** SUPPLIED DATA follows **
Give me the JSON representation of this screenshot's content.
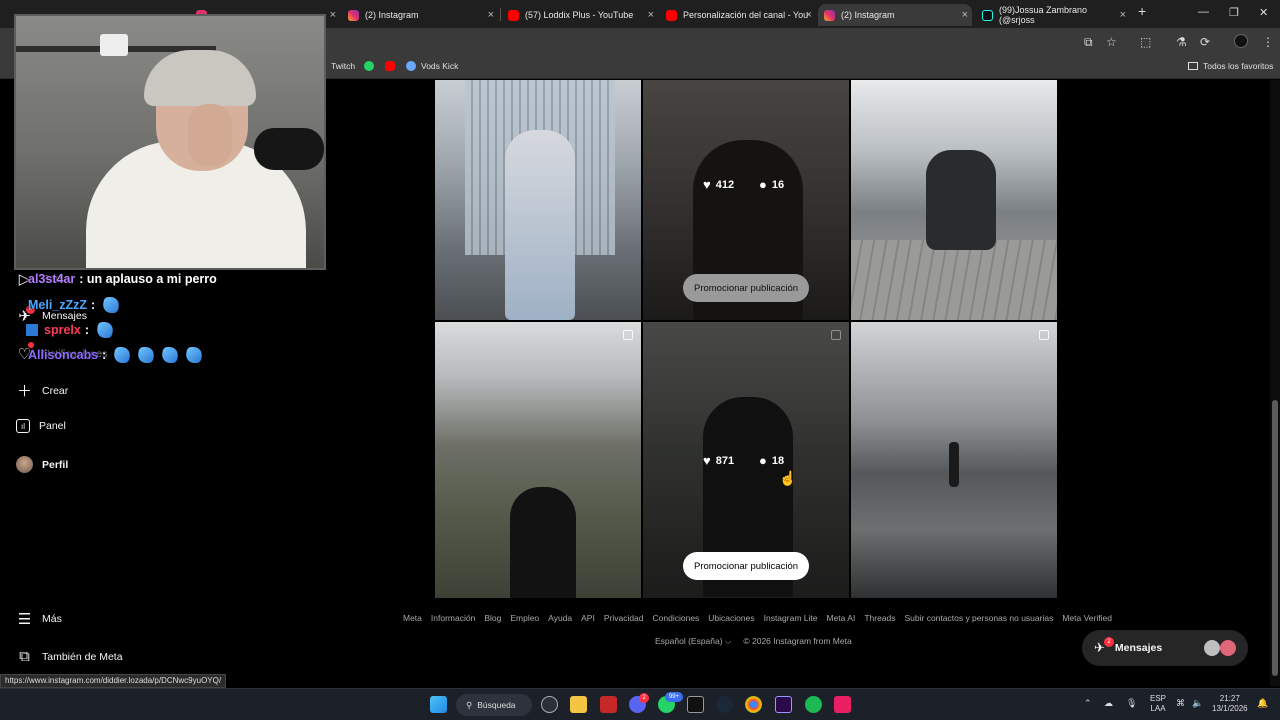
{
  "browser": {
    "tabs": [
      {
        "label": "",
        "favicon_color": "#e1306c",
        "close": "×"
      },
      {
        "label": "(2) Instagram",
        "favicon_color": "#e1306c",
        "close": "×"
      },
      {
        "label": "(57) Loddix Plus - YouTube",
        "favicon_color": "#ff0000",
        "close": "×"
      },
      {
        "label": "Personalización del canal - You",
        "favicon_color": "#ff0000",
        "close": "×"
      },
      {
        "label": "(2) Instagram",
        "favicon_color": "#e1306c",
        "close": "×"
      },
      {
        "label": "(99)Jossua Zambrano (@srjoss",
        "favicon_color": "#25f4ee",
        "close": "×"
      }
    ],
    "new_tab": "+",
    "window_controls": [
      "—",
      "❐",
      "✕"
    ],
    "bookmarks": [
      {
        "label": "Twitch",
        "icon": "twitch-icon"
      },
      {
        "label": "",
        "icon": "whatsapp-icon",
        "color": "#25d366"
      },
      {
        "label": "",
        "icon": "youtube-icon",
        "color": "#ff0000"
      },
      {
        "label": "Vods Kick",
        "icon": "kick-icon",
        "color": "#53fc18"
      }
    ],
    "all_bookmarks": "Todos los favoritos"
  },
  "chat": [
    {
      "user": "al3st4ar",
      "user_color": "#b47cff",
      "message": ": un aplauso a mi perro",
      "emotes": 0
    },
    {
      "user": "Meli_zZzZ",
      "user_color": "#4aa8ff",
      "message": " :",
      "emotes": 1
    },
    {
      "user": "sprelx",
      "user_color": "#ff3b5c",
      "message": " :",
      "emotes": 1
    },
    {
      "user": "Allisoncabs",
      "user_color": "#8a6bff",
      "message": " :",
      "emotes": 4
    }
  ],
  "sidenav": {
    "items": [
      {
        "label": "Reels",
        "icon": "reels-icon"
      },
      {
        "label": "Mensajes",
        "icon": "messenger-icon",
        "badge": "2"
      },
      {
        "label": "Notificaciones",
        "icon": "heart-icon"
      },
      {
        "label": "Crear",
        "icon": "plus-icon"
      },
      {
        "label": "Panel",
        "icon": "dashboard-icon"
      },
      {
        "label": "Perfil",
        "icon": "avatar"
      }
    ],
    "more": "Más",
    "also_meta": "También de Meta"
  },
  "posts": [
    {
      "likes": "",
      "comments": "",
      "promo": ""
    },
    {
      "likes": "412",
      "comments": "16",
      "promo": "Promocionar publicación"
    },
    {
      "likes": "",
      "comments": "",
      "promo": ""
    },
    {
      "likes": "",
      "comments": "",
      "promo": ""
    },
    {
      "likes": "871",
      "comments": "18",
      "promo": "Promocionar publicación"
    },
    {
      "likes": "",
      "comments": "",
      "promo": ""
    }
  ],
  "footer": {
    "links": [
      "Meta",
      "Información",
      "Blog",
      "Empleo",
      "Ayuda",
      "API",
      "Privacidad",
      "Condiciones",
      "Ubicaciones",
      "Instagram Lite",
      "Meta AI",
      "Threads",
      "Subir contactos y personas no usuarias",
      "Meta Verified"
    ],
    "language": "Español (España) ⌵",
    "copyright": "© 2026 Instagram from Meta"
  },
  "messages_pill": {
    "label": "Mensajes",
    "badge": "2"
  },
  "status_url": "https://www.instagram.com/diddier.lozada/p/DCNwc9yuOYQ/",
  "taskbar": {
    "search": "Búsqueda",
    "lang_top": "ESP",
    "lang_bottom": "LAA",
    "time": "21:27",
    "date": "13/1/2026",
    "discord_badge": "2",
    "whatsapp_badge": "99+"
  }
}
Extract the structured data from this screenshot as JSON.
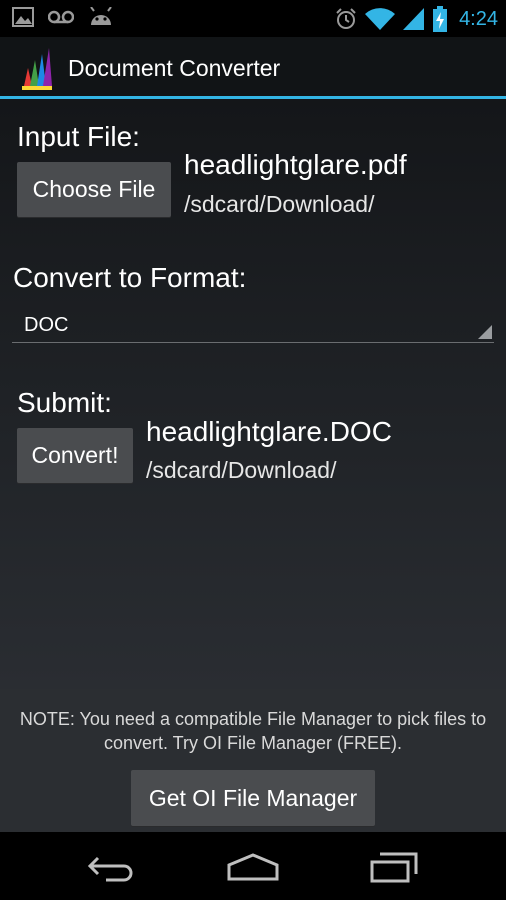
{
  "status": {
    "time": "4:24"
  },
  "app": {
    "title": "Document Converter"
  },
  "input": {
    "label": "Input File:",
    "button": "Choose File",
    "filename": "headlightglare.pdf",
    "path": "/sdcard/Download/"
  },
  "format": {
    "label": "Convert to Format:",
    "selected": "DOC"
  },
  "submit": {
    "label": "Submit:",
    "button": "Convert!",
    "filename": "headlightglare.DOC",
    "path": "/sdcard/Download/"
  },
  "footer": {
    "note": "NOTE: You need a compatible File Manager to pick files to convert. Try OI File Manager (FREE).",
    "button": "Get OI File Manager"
  },
  "colors": {
    "accent": "#33b5e5",
    "button": "#4a4c4f"
  },
  "icons": [
    "picture-icon",
    "voicemail-icon",
    "android-icon",
    "alarm-icon",
    "wifi-icon",
    "signal-icon",
    "battery-charging-icon",
    "back-icon",
    "home-icon",
    "recents-icon"
  ]
}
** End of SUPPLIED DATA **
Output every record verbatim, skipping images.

WRITTEN RESPONSE ▸
Give me the JSON representation of this screenshot's content.
{
  "browser": {
    "tabs": [
      {
        "label": "",
        "favicon_color": "#e1306c",
        "close": "×"
      },
      {
        "label": "(2) Instagram",
        "favicon_color": "#e1306c",
        "close": "×"
      },
      {
        "label": "(57) Loddix Plus - YouTube",
        "favicon_color": "#ff0000",
        "close": "×"
      },
      {
        "label": "Personalización del canal - You",
        "favicon_color": "#ff0000",
        "close": "×"
      },
      {
        "label": "(2) Instagram",
        "favicon_color": "#e1306c",
        "close": "×"
      },
      {
        "label": "(99)Jossua Zambrano (@srjoss",
        "favicon_color": "#25f4ee",
        "close": "×"
      }
    ],
    "new_tab": "+",
    "window_controls": [
      "—",
      "❐",
      "✕"
    ],
    "bookmarks": [
      {
        "label": "Twitch",
        "icon": "twitch-icon"
      },
      {
        "label": "",
        "icon": "whatsapp-icon",
        "color": "#25d366"
      },
      {
        "label": "",
        "icon": "youtube-icon",
        "color": "#ff0000"
      },
      {
        "label": "Vods Kick",
        "icon": "kick-icon",
        "color": "#53fc18"
      }
    ],
    "all_bookmarks": "Todos los favoritos"
  },
  "chat": [
    {
      "user": "al3st4ar",
      "user_color": "#b47cff",
      "message": ": un aplauso a mi perro",
      "emotes": 0
    },
    {
      "user": "Meli_zZzZ",
      "user_color": "#4aa8ff",
      "message": " :",
      "emotes": 1
    },
    {
      "user": "sprelx",
      "user_color": "#ff3b5c",
      "message": " :",
      "emotes": 1
    },
    {
      "user": "Allisoncabs",
      "user_color": "#8a6bff",
      "message": " :",
      "emotes": 4
    }
  ],
  "sidenav": {
    "items": [
      {
        "label": "Reels",
        "icon": "reels-icon"
      },
      {
        "label": "Mensajes",
        "icon": "messenger-icon",
        "badge": "2"
      },
      {
        "label": "Notificaciones",
        "icon": "heart-icon"
      },
      {
        "label": "Crear",
        "icon": "plus-icon"
      },
      {
        "label": "Panel",
        "icon": "dashboard-icon"
      },
      {
        "label": "Perfil",
        "icon": "avatar"
      }
    ],
    "more": "Más",
    "also_meta": "También de Meta"
  },
  "posts": [
    {
      "likes": "",
      "comments": "",
      "promo": ""
    },
    {
      "likes": "412",
      "comments": "16",
      "promo": "Promocionar publicación"
    },
    {
      "likes": "",
      "comments": "",
      "promo": ""
    },
    {
      "likes": "",
      "comments": "",
      "promo": ""
    },
    {
      "likes": "871",
      "comments": "18",
      "promo": "Promocionar publicación"
    },
    {
      "likes": "",
      "comments": "",
      "promo": ""
    }
  ],
  "footer": {
    "links": [
      "Meta",
      "Información",
      "Blog",
      "Empleo",
      "Ayuda",
      "API",
      "Privacidad",
      "Condiciones",
      "Ubicaciones",
      "Instagram Lite",
      "Meta AI",
      "Threads",
      "Subir contactos y personas no usuarias",
      "Meta Verified"
    ],
    "language": "Español (España) ⌵",
    "copyright": "© 2026 Instagram from Meta"
  },
  "messages_pill": {
    "label": "Mensajes",
    "badge": "2"
  },
  "status_url": "https://www.instagram.com/diddier.lozada/p/DCNwc9yuOYQ/",
  "taskbar": {
    "search": "Búsqueda",
    "lang_top": "ESP",
    "lang_bottom": "LAA",
    "time": "21:27",
    "date": "13/1/2026",
    "discord_badge": "2",
    "whatsapp_badge": "99+"
  }
}
Extract the structured data from this screenshot as JSON.
{
  "status": {
    "time": "4:24"
  },
  "app": {
    "title": "Document Converter"
  },
  "input": {
    "label": "Input File:",
    "button": "Choose File",
    "filename": "headlightglare.pdf",
    "path": "/sdcard/Download/"
  },
  "format": {
    "label": "Convert to Format:",
    "selected": "DOC"
  },
  "submit": {
    "label": "Submit:",
    "button": "Convert!",
    "filename": "headlightglare.DOC",
    "path": "/sdcard/Download/"
  },
  "footer": {
    "note": "NOTE: You need a compatible File Manager to pick files to convert. Try OI File Manager (FREE).",
    "button": "Get OI File Manager"
  },
  "colors": {
    "accent": "#33b5e5",
    "button": "#4a4c4f"
  },
  "icons": [
    "picture-icon",
    "voicemail-icon",
    "android-icon",
    "alarm-icon",
    "wifi-icon",
    "signal-icon",
    "battery-charging-icon",
    "back-icon",
    "home-icon",
    "recents-icon"
  ]
}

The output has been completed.